Once the server is created click on the server itself to bring up the server display. Then click on the Add Public IP button.
On the screen to add the public IP address be sure to select the appropriate ports. We’ll need the SSH and HTTP ports.
Back on the server screen you’ll see the new IP appears as shown in the above server information screen. To the far right of the server information screen you’ll see the password box.
The Ubuntu Bits 4 Node.js
Now you’ve got all the pieces you’ll need to setup the instance. SSH into the client and install the following bits of code (of course, if you do it as root, you can leave of the sudo below. I’d however suggest you create a user account and use it for administration):
You should see a response stating the application is running. You should be able to navigate to it with a browser to see “Hello World”. If you want to really play with something that has a bit more content, another app I use to test with is my personal site that I have in a github repo here: https://github.com/Adron/adronbhall
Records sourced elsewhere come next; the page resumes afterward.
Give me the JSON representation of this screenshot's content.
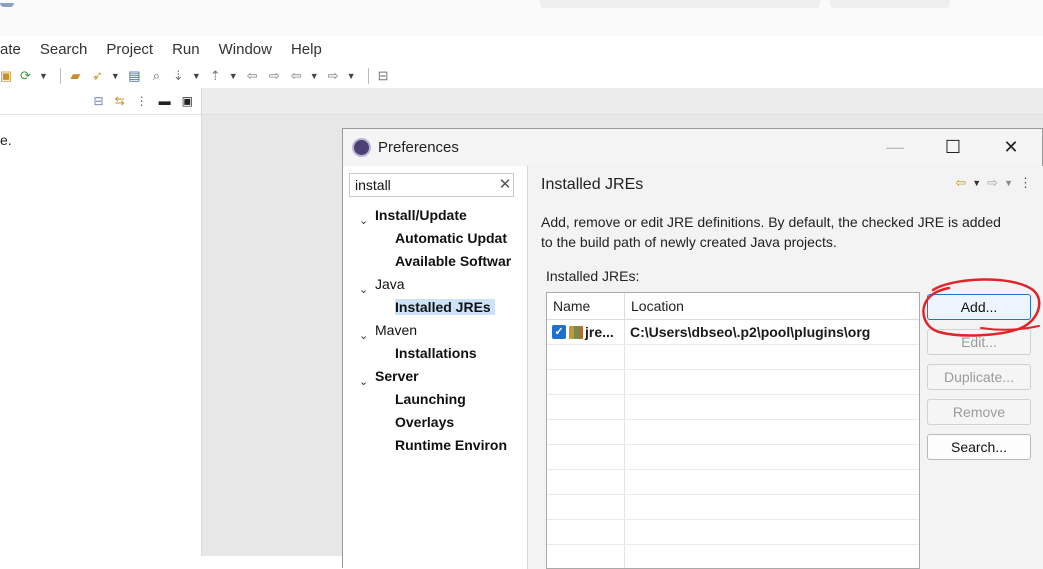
{
  "ide": {
    "menu": [
      "ate",
      "Search",
      "Project",
      "Run",
      "Window",
      "Help"
    ],
    "left_view_text": "e."
  },
  "dialog": {
    "title": "Preferences",
    "filter": {
      "value": "install"
    },
    "tree": [
      {
        "label": "Install/Update",
        "level": 0,
        "expanded": true,
        "bold": true
      },
      {
        "label": "Automatic Updat",
        "level": 1,
        "bold": true
      },
      {
        "label": "Available Softwar",
        "level": 1,
        "bold": true
      },
      {
        "label": "Java",
        "level": 0,
        "expanded": true,
        "bold": false
      },
      {
        "label": "Installed JREs",
        "level": 1,
        "bold": true,
        "selected": true
      },
      {
        "label": "Maven",
        "level": 0,
        "expanded": true,
        "bold": false
      },
      {
        "label": "Installations",
        "level": 1,
        "bold": true
      },
      {
        "label": "Server",
        "level": 0,
        "expanded": true,
        "bold": true
      },
      {
        "label": "Launching",
        "level": 1,
        "bold": true
      },
      {
        "label": "Overlays",
        "level": 1,
        "bold": true
      },
      {
        "label": "Runtime Environ",
        "level": 1,
        "bold": true
      }
    ],
    "page": {
      "title": "Installed JREs",
      "description": "Add, remove or edit JRE definitions. By default, the checked JRE is added to the build path of newly created Java projects.",
      "table_label": "Installed JREs:",
      "columns": [
        "Name",
        "Location"
      ],
      "rows": [
        {
          "checked": true,
          "name": "jre...",
          "location": "C:\\Users\\dbseo\\.p2\\pool\\plugins\\org"
        }
      ],
      "buttons": {
        "add": "Add...",
        "edit": "Edit...",
        "duplicate": "Duplicate...",
        "remove": "Remove",
        "search": "Search..."
      }
    }
  },
  "colors": {
    "selection": "#cce2f7",
    "checkbox": "#1d6fd1",
    "annotation": "#e0242b"
  }
}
Note this repo has some cool calls out to other mash ups and such like Coder Wall. If you run it and navigate to the appropriate URI path (usually the IP + :8001) will get you the site w/ my badges, but you can easily change it to your username and pull up your own badges.
I’ll have some more Node.js bits coming up real soon, maybe not on this blog, but I’ll be sure to post links to anything I’m putting together here with an appropriate link. Until then, happy coding.
Call it a hackathon, coder session, workshop, or whatever. What it is not, is a presentation. What am I talking about? A user group effort that I’m working, and mentioned recently regarding coders uniting, on with others that will be centered around doing something, a range of things, during a specific time frame, to expand one’s knowledge, skills, or help mentor on the specific thing that is being worked on. Instead of me going on and on with an explanation, I’ll describe a scenario from this new user group.
Vote, Group, Create!
First a conversation kicks off a thread (sign up to kick off a thread yourself). From that thread a topic arrises that people want to work with, work on, learn more about, and try to implement. Recently one of these topics that has come up is Continuous Deployment. The idea has been batted around now for a few weeks and it is ripe for a meet up and for a group to get together and actually implement a solution. This is a perfect example of something that can be implemented in a set time, with a group of people, individuals can then take that knowledge and go forth to make their development shops better.
So join the e-mail list, help us come up with ideas, and we’ll see you at an upcoming meet up and we’ll build something awesome!